  1. The MainPage re-renders. It use its SecondPage factory to create a SecondPage product. Since its factory didn't change, the created SecondPage product is later diffed based on "Component Elements Of The Same Type" rule.
  2. The SecondPage re-renders (due to foo props changes). Its ThirdPage factory is created again. So the newly created ThirdPage product is different than the previous ThirdPage product and is later diffed based on "Elements Of Different Types". That is what causing the ThirdPage element to be re-mounted.

To fix this issue, I'm using render props as a way to use the "created-once" factory so that its created products is later diffed by "Component Elements Of The Same Type" rule.

    renderChildRoutes={(props) => (<Routing routes={routes} {...props} />)}

Here's the working demo:


  • React Components, Elements, and Instances
  • Reconciliation
  • Render Props

The culprit is this line:

<Component {} ChildRoutes={props => <Routing routes={routes} {...props}/>}/>

More specifically, the ChildRoutes prop. On each render, you are feeding it a brand new functional component, because given:

let a = props => <Routing routes={routes} {...props}/>
let b = props => <Routing routes={routes} {...props}/>

a === b would always end up false, as it's 2 distinct function objects. Since you are giving it a new function object (a new functional component) on every render, it has no choice but to remount the component subtree from this Node, because it's a new component every time.
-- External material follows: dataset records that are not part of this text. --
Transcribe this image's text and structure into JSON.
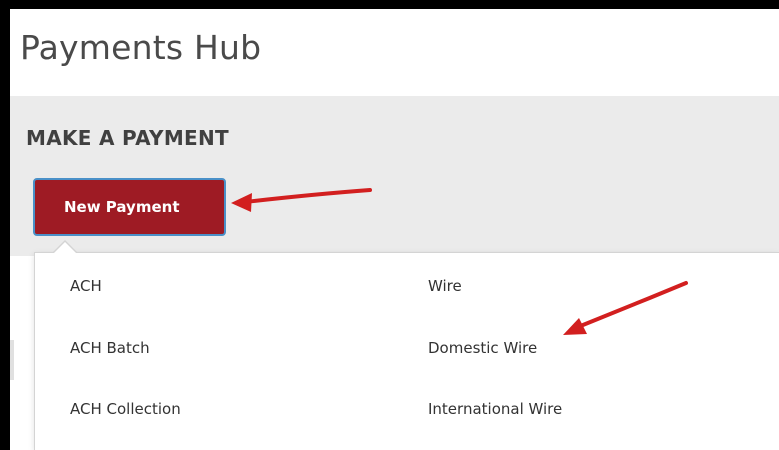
{
  "page": {
    "title": "Payments Hub"
  },
  "make_payment": {
    "section_title": "MAKE A PAYMENT",
    "new_payment_label": "New Payment"
  },
  "menu": {
    "ach_column": [
      "ACH",
      "ACH Batch",
      "ACH Collection"
    ],
    "wire_column": [
      "Wire",
      "Domestic Wire",
      "International Wire"
    ]
  },
  "annotations": {
    "arrow_color": "#d21f1f"
  },
  "colors": {
    "brand_red": "#9e1b24",
    "focus_blue": "#4a90c8",
    "panel_gray": "#ebebeb"
  }
}
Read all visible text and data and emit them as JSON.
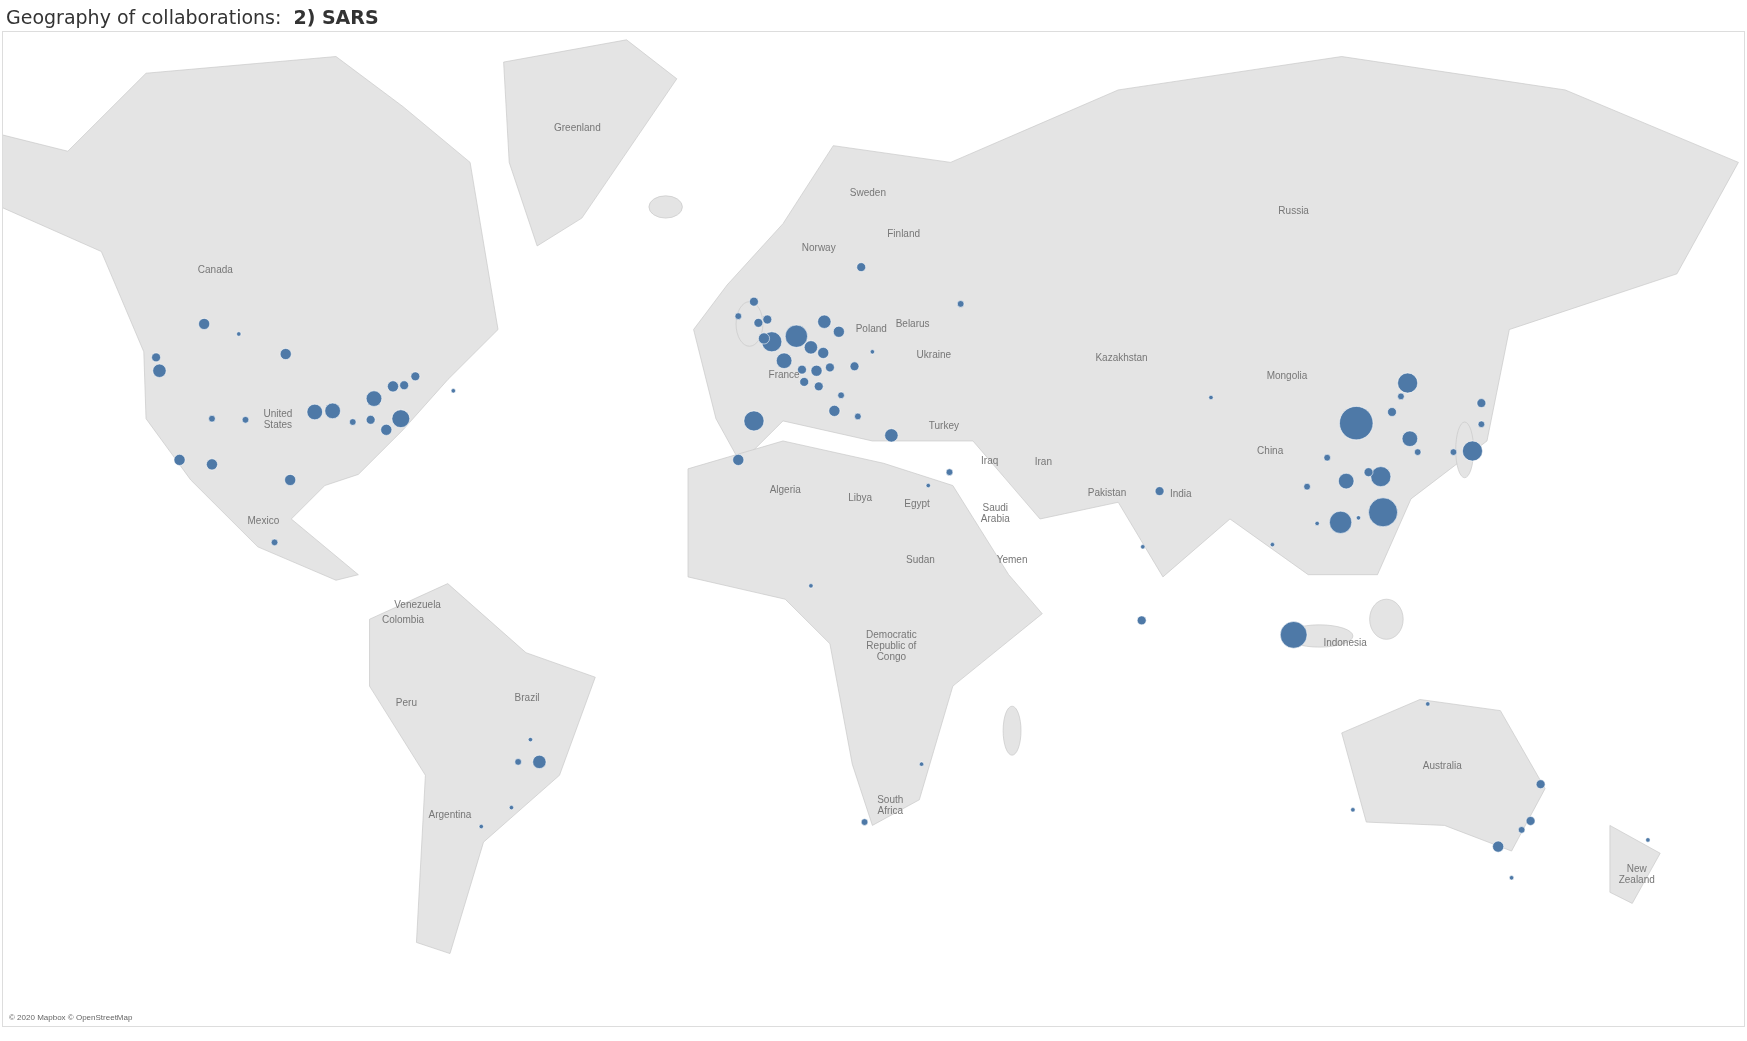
{
  "title": {
    "label": "Geography of collaborations:",
    "value": "2) SARS"
  },
  "map": {
    "labels": [
      "Greenland",
      "Canada",
      "Sweden",
      "Finland",
      "Norway",
      "Russia",
      "Poland",
      "Belarus",
      "Ukraine",
      "Kazakhstan",
      "Mongolia",
      "France",
      "United States",
      "Turkey",
      "Iraq",
      "Iran",
      "China",
      "Algeria",
      "Libya",
      "Egypt",
      "Saudi Arabia",
      "Pakistan",
      "India",
      "Mexico",
      "Sudan",
      "Yemen",
      "Venezuela",
      "Colombia",
      "Indonesia",
      "Democratic Republic of Congo",
      "Brazil",
      "Peru",
      "Australia",
      "Argentina",
      "South Africa",
      "New Zealand"
    ],
    "attribution": "© 2020 Mapbox © OpenStreetMap"
  }
}
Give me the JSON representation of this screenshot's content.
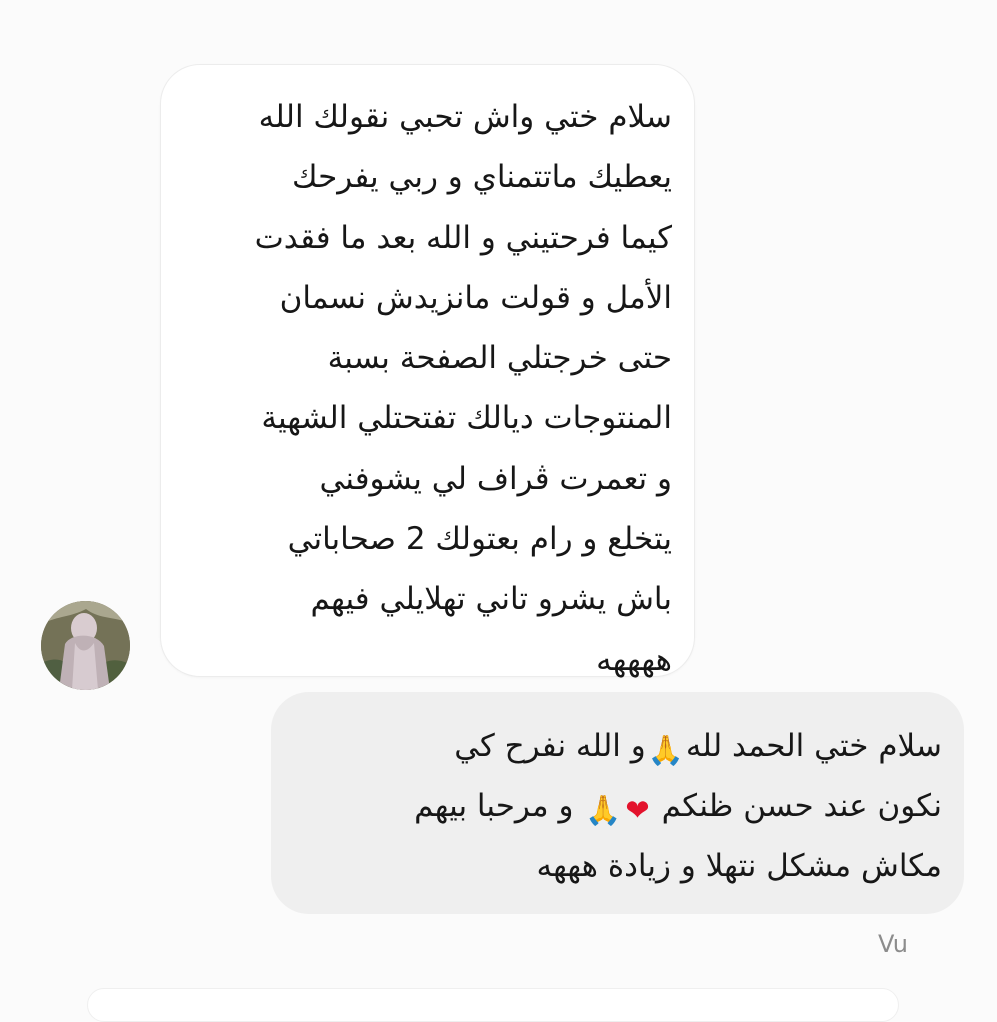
{
  "conversation": {
    "incoming_message": {
      "text": "سلام ختي واش تحبي نقولك الله\nيعطيك ماتتمناي و ربي يفرحك\nكيما فرحتيني و الله بعد ما فقدت\nالأمل و قولت مانزيدش نسمان\nحتى خرجتلي الصفحة بسبة\nالمنتوجات ديالك تفتحتلي الشهية\nو تعمرت ڨراف لي يشوفني\nيتخلع و رام بعتولك 2 صحاباتي\nباش يشرو تاني تهلايلي فيهم\nههههه"
    },
    "outgoing_message": {
      "line1_part1": "سلام ختي الحمد لله",
      "line1_part2": "و الله نفرح كي",
      "line2_part1": "نكون عند حسن ظنكم",
      "line2_part2": "و مرحبا بيهم",
      "line3": "مكاش مشكل نتهلا و زيادة هههه",
      "emoji_pray": "🙏",
      "emoji_heart": "❤"
    },
    "seen_status": "Vu"
  },
  "colors": {
    "background": "#fbfbfb",
    "incoming_bubble": "#ffffff",
    "outgoing_bubble": "#efefef",
    "text": "#171717",
    "seen_status": "#8c8c8c"
  },
  "icons": {
    "avatar": "profile-avatar",
    "pray": "folded-hands-emoji",
    "heart": "red-heart-emoji"
  }
}
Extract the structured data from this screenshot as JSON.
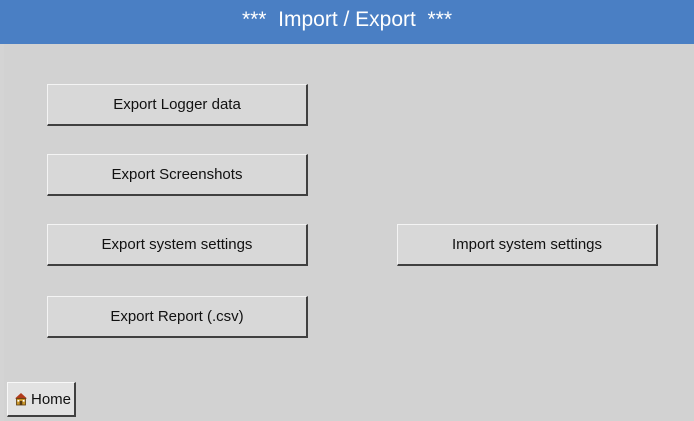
{
  "header": {
    "title": "***  Import / Export  ***"
  },
  "buttons": {
    "export_logger_data": "Export Logger data",
    "export_screenshots": "Export Screenshots",
    "export_system_settings": "Export system settings",
    "import_system_settings": "Import system settings",
    "export_report": "Export Report (.csv)"
  },
  "footer": {
    "home_label": "Home",
    "home_icon": "home-icon"
  },
  "colors": {
    "title_bar": "#4a7fc4",
    "background": "#d4d4d4"
  }
}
The solution is to create this functional component once, in advance, outside your render method, like so:

const ChildRoutesWrapper = props => <Routing routes={routes} {...props} />

... and then pass this single functional component:

<Component {} ChildRoutes={ChildRoutesWrapper} />